McGimpsey, W. Grant
A collaboration between WPI and ENSIC was undertaken to investigate the properties of emulsions as a drug delivery system. Biocompatible amphiphilic polymers are used as emulsifiers for controlled drug delivery. They act as a barrier between phases in oil-in-water emulsions to increase stability. Oil soluble drugs can be encapsulated within the oil nanoparticles and released into a biological system. The goal of this project was to study modified dextran (DexC6), an amphiphilic polymer. The most stable emulsions were formed with a DexC6 aqueous concentration of 40g/L in a system of 40% octyldodecanol oil volume. Drug release kinetic experiments showed that encapsulated lidocaine is released at a slower rate than free lidocaine. Further research in emulsion drug delivery is recommended.

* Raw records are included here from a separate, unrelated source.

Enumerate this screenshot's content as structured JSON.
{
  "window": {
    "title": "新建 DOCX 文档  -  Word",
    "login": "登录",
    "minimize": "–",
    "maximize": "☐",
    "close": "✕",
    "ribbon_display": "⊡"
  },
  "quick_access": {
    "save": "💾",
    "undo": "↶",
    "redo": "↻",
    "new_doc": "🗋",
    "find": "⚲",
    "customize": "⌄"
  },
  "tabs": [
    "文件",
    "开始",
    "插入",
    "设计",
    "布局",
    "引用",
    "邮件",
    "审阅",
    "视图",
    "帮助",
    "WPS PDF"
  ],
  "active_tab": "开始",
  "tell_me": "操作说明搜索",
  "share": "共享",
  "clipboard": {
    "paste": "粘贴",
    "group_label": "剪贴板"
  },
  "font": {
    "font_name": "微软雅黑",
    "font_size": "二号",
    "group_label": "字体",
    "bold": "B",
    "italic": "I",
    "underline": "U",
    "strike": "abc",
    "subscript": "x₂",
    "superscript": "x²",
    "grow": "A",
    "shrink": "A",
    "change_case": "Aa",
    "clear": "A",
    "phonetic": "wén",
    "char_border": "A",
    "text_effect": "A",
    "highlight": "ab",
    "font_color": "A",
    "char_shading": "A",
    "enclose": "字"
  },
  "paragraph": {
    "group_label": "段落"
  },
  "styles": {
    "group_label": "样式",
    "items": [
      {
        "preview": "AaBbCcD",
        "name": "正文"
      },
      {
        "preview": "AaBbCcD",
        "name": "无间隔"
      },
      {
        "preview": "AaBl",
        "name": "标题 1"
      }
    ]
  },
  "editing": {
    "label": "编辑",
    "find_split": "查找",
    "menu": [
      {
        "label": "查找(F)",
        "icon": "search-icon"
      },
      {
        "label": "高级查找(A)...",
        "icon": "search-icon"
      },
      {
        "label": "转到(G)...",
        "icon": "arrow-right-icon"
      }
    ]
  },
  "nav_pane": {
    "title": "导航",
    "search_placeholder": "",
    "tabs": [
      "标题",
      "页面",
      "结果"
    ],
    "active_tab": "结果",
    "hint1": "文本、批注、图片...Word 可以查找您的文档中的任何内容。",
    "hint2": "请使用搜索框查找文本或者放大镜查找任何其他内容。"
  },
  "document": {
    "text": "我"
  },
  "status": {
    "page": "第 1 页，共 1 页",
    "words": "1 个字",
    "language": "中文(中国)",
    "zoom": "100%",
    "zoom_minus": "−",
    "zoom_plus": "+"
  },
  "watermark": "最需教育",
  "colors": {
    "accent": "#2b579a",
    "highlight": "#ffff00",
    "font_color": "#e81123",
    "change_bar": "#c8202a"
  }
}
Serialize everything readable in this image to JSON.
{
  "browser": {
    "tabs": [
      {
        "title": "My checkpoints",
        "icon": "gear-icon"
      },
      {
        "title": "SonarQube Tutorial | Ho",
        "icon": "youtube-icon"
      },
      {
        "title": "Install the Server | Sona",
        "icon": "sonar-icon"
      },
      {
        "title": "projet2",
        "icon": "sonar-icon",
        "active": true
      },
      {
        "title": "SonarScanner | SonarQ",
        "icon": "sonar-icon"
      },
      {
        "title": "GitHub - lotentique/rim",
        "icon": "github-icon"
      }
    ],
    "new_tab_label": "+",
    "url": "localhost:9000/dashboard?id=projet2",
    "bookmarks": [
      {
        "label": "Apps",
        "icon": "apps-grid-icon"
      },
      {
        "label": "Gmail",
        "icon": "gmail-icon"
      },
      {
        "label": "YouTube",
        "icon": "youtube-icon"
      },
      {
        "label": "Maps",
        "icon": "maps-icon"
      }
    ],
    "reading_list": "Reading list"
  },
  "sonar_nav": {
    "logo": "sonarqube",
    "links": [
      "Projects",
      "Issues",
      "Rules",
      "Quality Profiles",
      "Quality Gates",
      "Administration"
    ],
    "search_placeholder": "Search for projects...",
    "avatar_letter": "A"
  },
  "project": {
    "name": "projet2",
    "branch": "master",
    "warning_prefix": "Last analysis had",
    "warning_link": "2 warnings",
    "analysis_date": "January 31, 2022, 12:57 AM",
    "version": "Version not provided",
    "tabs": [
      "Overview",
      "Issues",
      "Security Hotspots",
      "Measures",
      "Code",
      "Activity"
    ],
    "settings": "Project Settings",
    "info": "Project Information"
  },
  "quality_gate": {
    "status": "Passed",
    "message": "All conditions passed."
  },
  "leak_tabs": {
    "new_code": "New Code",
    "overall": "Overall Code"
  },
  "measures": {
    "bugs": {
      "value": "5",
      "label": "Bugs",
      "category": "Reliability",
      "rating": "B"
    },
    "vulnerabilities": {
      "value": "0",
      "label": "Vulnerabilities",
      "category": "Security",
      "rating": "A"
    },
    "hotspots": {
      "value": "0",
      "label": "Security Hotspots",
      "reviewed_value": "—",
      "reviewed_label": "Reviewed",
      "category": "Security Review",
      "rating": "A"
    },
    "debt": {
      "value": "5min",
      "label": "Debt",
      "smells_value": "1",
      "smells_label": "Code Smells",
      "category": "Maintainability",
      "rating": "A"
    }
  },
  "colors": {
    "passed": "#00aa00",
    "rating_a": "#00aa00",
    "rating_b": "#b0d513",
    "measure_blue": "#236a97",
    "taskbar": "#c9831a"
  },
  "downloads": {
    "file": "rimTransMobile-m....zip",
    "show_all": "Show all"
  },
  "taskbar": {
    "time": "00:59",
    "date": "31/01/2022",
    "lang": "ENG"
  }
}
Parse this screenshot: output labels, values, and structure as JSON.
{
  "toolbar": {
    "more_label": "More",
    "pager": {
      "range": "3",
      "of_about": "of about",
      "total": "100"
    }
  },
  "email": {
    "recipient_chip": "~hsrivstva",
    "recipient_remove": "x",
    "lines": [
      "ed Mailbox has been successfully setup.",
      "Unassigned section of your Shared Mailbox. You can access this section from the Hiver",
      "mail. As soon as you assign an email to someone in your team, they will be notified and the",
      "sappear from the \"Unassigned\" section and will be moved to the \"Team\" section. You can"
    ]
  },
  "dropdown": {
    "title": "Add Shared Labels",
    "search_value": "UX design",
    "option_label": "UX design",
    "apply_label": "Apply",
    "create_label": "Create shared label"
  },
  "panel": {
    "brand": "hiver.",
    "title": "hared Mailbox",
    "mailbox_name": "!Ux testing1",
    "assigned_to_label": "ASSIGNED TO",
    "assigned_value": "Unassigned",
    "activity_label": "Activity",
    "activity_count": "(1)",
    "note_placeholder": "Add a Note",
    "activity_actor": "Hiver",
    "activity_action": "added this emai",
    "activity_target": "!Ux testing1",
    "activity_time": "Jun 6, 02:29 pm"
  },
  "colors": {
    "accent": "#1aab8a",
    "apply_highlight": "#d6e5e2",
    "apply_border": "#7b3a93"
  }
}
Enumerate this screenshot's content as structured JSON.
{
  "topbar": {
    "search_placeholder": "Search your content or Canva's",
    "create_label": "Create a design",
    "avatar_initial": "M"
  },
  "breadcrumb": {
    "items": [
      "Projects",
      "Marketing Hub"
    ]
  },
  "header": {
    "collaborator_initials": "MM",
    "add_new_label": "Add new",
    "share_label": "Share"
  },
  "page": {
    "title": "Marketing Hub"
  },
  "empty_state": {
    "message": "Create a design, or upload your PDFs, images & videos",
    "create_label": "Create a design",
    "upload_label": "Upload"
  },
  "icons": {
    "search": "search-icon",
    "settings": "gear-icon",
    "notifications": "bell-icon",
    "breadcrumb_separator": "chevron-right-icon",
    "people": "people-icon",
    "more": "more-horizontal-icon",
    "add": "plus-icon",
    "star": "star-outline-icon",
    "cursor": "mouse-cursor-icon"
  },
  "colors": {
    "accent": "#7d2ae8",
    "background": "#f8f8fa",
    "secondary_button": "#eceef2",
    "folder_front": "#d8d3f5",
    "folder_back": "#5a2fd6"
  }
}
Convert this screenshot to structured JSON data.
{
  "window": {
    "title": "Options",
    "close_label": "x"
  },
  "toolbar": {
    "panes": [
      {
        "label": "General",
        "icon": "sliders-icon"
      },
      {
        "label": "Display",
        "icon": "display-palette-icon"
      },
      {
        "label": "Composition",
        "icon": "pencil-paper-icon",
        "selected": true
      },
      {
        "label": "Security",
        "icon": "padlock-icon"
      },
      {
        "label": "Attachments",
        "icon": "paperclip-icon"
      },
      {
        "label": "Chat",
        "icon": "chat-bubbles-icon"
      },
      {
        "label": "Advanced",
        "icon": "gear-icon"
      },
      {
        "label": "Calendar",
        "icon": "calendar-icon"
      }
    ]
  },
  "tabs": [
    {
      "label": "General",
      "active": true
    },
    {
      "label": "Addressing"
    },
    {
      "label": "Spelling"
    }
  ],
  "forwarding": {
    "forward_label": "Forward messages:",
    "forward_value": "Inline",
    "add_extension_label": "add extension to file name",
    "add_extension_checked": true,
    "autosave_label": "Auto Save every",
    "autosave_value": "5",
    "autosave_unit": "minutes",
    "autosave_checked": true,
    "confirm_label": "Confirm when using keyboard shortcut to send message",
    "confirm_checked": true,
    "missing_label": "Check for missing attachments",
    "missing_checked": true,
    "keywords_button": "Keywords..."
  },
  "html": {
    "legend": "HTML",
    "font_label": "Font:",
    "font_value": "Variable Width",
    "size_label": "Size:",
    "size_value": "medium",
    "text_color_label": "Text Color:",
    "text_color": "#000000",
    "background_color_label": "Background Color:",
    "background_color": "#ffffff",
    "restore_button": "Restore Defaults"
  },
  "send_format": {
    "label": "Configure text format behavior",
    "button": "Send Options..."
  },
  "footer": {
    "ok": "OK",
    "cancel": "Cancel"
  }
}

Worcester Polytechnic Institute
Major Qualifying Project
All authors have granted to WPI a nonexclusive royalty-free license to distribute copies of the work, subject to other agreements. Copyright is held by the author or authors, with all rights reserved, unless otherwise noted.
Chemistry and Biochemistry